Overall, it’s a very comfortable pack, although I wish the shoulder straps felt more robust and I wish the main handle wasn’t attached to the shoulder straps.
One real bonus with the Raddy pack is that it’s low profile, has an “urban” look–in other words, fairly nondescript. This pack does not look like a radio manpack, nor is it tactical in design. If I were to take this through a large city, no one would assume this pack was full of radio gear. It looks like a normal, modern backpack.
There’s real security in a low profile, stealthy design.
In addition, other than the front vertical pocket, this would be an incredibly difficult pack for a pickpocket to steal from..
The Raddy backpack is designed to hold up to 44lb/20kg of weight. I’m not sure I’d ever need or want exceed 20-30 lbs with it myself.
Radioddity also backs this pack with an 18 month warranty. Exceptional. Radioddity told me they would offer a replacement if any stress points on the pack fail during that warranty period. They also told me they’d handle any warranty replacements within 1 business day. Having worked with Radioddity now for a year, I do believe they’ll stick by this quick response/handling time.
Is the Raddy Multi-function Backpack for you?
Keeping in mind (again) that I normally review packs at the high end of the market, I’m not familiar with with what would be expected at this $45 price point.
What I can say is that if you’re looking for a compact pack that’s designed to hold and protect radio gear, this is a good option and certainly one of the most affordable I’ve seen on the market.
This pack would best suit the casual park activator that doesn’t need to pack in a lot of extra supplies like field safety gear. It’s designed to only hold a radio, battery, ATU, cables, and a few other accessories–I’ve configured it with a number of radios and found that I can easily pack an entire QRP station inside.
I would use this pack for drive-up parks and summits, and especially for urban outings-. This would be a great pack to wear into a park in or near a city where I wouldn’t want to appear as if I’m a radio operator preparing for field combat scenarios. You could wear this pack into a historic POTA site and politely ask staff if you could activate the park with the low-profile gear you have inside. It would be much less intimidating and conspicuous than a tactical or large hiking pack.
This would also be a great pack if you plan to fly and wish to keep all of your radio gear in a carry-on. Being a compact backpack, the size should easily fit the description of a “personal” carry-on for most airlines (always check before departing, though, as these dimensions will vary by airline). With your gear loaded, it’ll might appear “intentional” and more normal as you go through Airport security as opposed to your gear being simply tossed in a suitcase.
The Raddy pack is not perfect: I would like something more rugged, with a better suspension system and even better weather-proofing around the zippers. I’d also like more rigid padded pockets inside with adjustable straps. I assume all of these things, though, would substantially add to the cost of the pack and might be overkill for most casual operators. While I wouldn’t choose this pack for a 10 mile round-trip hike to a SOTA summit, I would choose it for some casual picnic table operations and, again, for travel.

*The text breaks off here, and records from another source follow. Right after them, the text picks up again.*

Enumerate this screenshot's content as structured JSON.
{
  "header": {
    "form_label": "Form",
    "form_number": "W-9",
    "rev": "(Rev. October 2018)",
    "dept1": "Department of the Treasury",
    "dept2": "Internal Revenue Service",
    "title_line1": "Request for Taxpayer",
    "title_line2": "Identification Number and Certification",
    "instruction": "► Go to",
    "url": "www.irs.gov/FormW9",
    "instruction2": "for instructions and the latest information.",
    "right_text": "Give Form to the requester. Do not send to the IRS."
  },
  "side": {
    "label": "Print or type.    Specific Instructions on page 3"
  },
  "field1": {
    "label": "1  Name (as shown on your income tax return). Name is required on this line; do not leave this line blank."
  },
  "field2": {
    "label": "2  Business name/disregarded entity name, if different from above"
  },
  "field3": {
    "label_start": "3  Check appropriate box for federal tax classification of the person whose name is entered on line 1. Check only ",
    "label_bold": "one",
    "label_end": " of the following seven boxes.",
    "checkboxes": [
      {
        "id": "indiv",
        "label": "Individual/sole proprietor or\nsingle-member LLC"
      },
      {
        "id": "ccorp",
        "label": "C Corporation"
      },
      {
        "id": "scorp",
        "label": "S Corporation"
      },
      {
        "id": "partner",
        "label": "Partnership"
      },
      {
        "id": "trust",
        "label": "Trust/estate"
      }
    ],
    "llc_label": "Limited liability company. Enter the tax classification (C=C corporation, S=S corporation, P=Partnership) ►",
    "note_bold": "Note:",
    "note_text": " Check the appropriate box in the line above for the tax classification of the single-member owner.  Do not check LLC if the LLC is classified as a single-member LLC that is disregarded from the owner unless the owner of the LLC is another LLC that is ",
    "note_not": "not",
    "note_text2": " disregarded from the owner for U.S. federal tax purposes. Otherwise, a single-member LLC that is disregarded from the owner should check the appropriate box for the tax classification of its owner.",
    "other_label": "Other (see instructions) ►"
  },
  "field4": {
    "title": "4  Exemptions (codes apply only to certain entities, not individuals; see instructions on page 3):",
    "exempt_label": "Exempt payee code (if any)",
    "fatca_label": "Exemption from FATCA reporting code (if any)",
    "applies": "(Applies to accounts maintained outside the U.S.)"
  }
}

I love the fact it can be configured so that you can operate directly from the backpack. You could simply open up your pack in the field, connect the antenna, and operate from the open backpack.

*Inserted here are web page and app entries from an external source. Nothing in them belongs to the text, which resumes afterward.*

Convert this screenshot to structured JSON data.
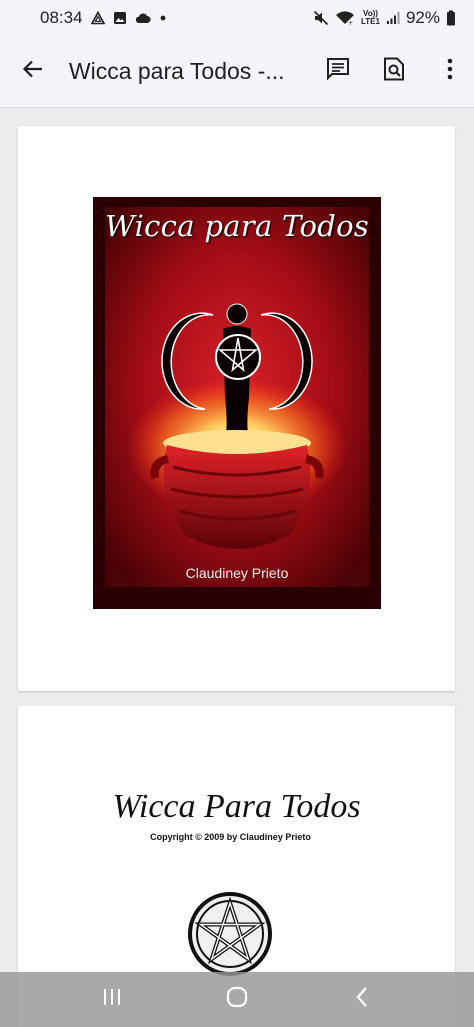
{
  "status_bar": {
    "time": "08:34",
    "volte_line1": "Vo))",
    "volte_line2": "LTE1",
    "battery": "92%"
  },
  "app_bar": {
    "title": "Wicca para Todos -..."
  },
  "pages": {
    "cover": {
      "title": "Wicca para Todos",
      "author": "Claudiney Prieto"
    },
    "title_page": {
      "title": "Wicca Para Todos",
      "copyright": "Copyright © 2009 by Claudiney Prieto"
    }
  },
  "colors": {
    "app_bar_bg": "#f4f5fb",
    "cover_red": "#b3121c",
    "cover_dark": "#2a0002",
    "page_bg": "#ffffff",
    "viewer_bg": "#ececec"
  },
  "icons": {
    "status_left": [
      "triangle-sync-icon",
      "gallery-icon",
      "cloud-icon",
      "dot-icon"
    ],
    "status_right": [
      "mute-icon",
      "wifi-icon",
      "volte-icon",
      "signal-icon",
      "battery-icon"
    ],
    "app_bar": [
      "back-arrow-icon",
      "comments-icon",
      "search-document-icon",
      "more-vert-icon"
    ],
    "nav": [
      "recents-icon",
      "home-icon",
      "back-icon"
    ]
  }
}
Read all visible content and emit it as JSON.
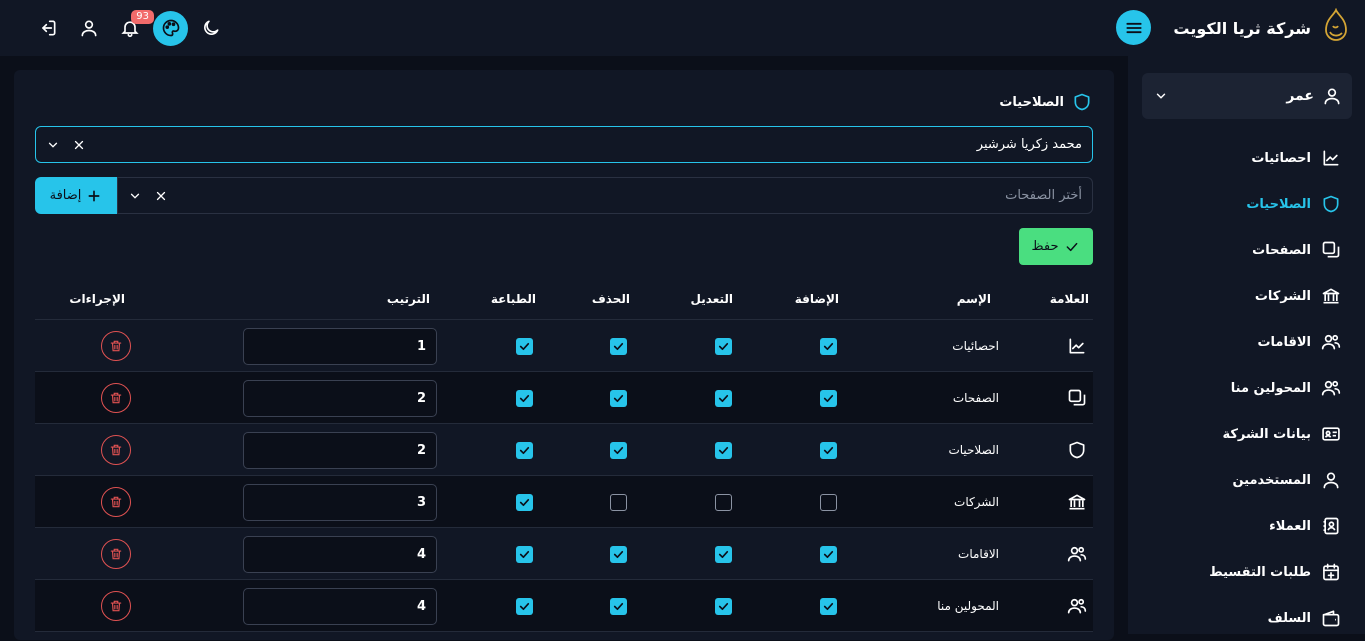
{
  "brand": {
    "name": "شركة ثريا الكويت"
  },
  "topbar": {
    "notifications_count": "93"
  },
  "sidebar": {
    "user_name": "عمر",
    "items": [
      {
        "label": "احصائيات",
        "icon": "chart-icon",
        "active": false
      },
      {
        "label": "الصلاحيات",
        "icon": "shield-icon",
        "active": true
      },
      {
        "label": "الصفحات",
        "icon": "pages-icon",
        "active": false
      },
      {
        "label": "الشركات",
        "icon": "bank-icon",
        "active": false
      },
      {
        "label": "الاقامات",
        "icon": "users-icon",
        "active": false
      },
      {
        "label": "المحولين منا",
        "icon": "users-icon",
        "active": false
      },
      {
        "label": "بيانات الشركة",
        "icon": "id-card-icon",
        "active": false
      },
      {
        "label": "المستخدمين",
        "icon": "user-icon",
        "active": false
      },
      {
        "label": "العملاء",
        "icon": "contacts-icon",
        "active": false
      },
      {
        "label": "طلبات التقسيط",
        "icon": "calendar-plus-icon",
        "active": false
      },
      {
        "label": "السلف",
        "icon": "wallet-icon",
        "active": false
      }
    ]
  },
  "main": {
    "title": "الصلاحيات",
    "user_select_value": "محمد زكريا شرشير",
    "pages_select_placeholder": "أختر الصفحات",
    "add_label": "إضافة",
    "save_label": "حفظ",
    "columns": {
      "icon": "العلامة",
      "name": "الإسم",
      "add": "الإضافة",
      "edit": "التعديل",
      "delete": "الحذف",
      "print": "الطباعة",
      "order": "الترتيب",
      "actions": "الإجراءات"
    },
    "rows": [
      {
        "icon": "chart-icon",
        "name": "احصائيات",
        "add": true,
        "edit": true,
        "delete": true,
        "print": true,
        "order": "1"
      },
      {
        "icon": "pages-icon",
        "name": "الصفحات",
        "add": true,
        "edit": true,
        "delete": true,
        "print": true,
        "order": "2"
      },
      {
        "icon": "shield-icon",
        "name": "الصلاحيات",
        "add": true,
        "edit": true,
        "delete": true,
        "print": true,
        "order": "2"
      },
      {
        "icon": "bank-icon",
        "name": "الشركات",
        "add": false,
        "edit": false,
        "delete": false,
        "print": true,
        "order": "3"
      },
      {
        "icon": "users-icon",
        "name": "الاقامات",
        "add": true,
        "edit": true,
        "delete": true,
        "print": true,
        "order": "4"
      },
      {
        "icon": "users-icon",
        "name": "المحولين منا",
        "add": true,
        "edit": true,
        "delete": true,
        "print": true,
        "order": "4"
      }
    ]
  },
  "colors": {
    "accent": "#27c4ea",
    "success": "#4ade80",
    "danger": "#e05252",
    "panel": "#111725",
    "background": "#0b0f19"
  }
}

I do like Radioddity and find that they stand behind their products. I’m happy to see that they’re offering a competitively-priced radio pack to supplement their product line. I hope other retailers and manufacturers will do the same.
PS: It’s my policy that if I receive a free review product from a retailer or manufacture–and they don’t want it returned–I either use it or give it away. Over the years I’ve had the pleasure of giving away review gear to readers and subscribers who I knew would appreciate it. In this case, I know exactly who I’ll be giving this pack to because she’ll give it a thorough workout and is need of a compact radio pack! Maybe I can even convince her to write her own review in a year or so–? We’ll see!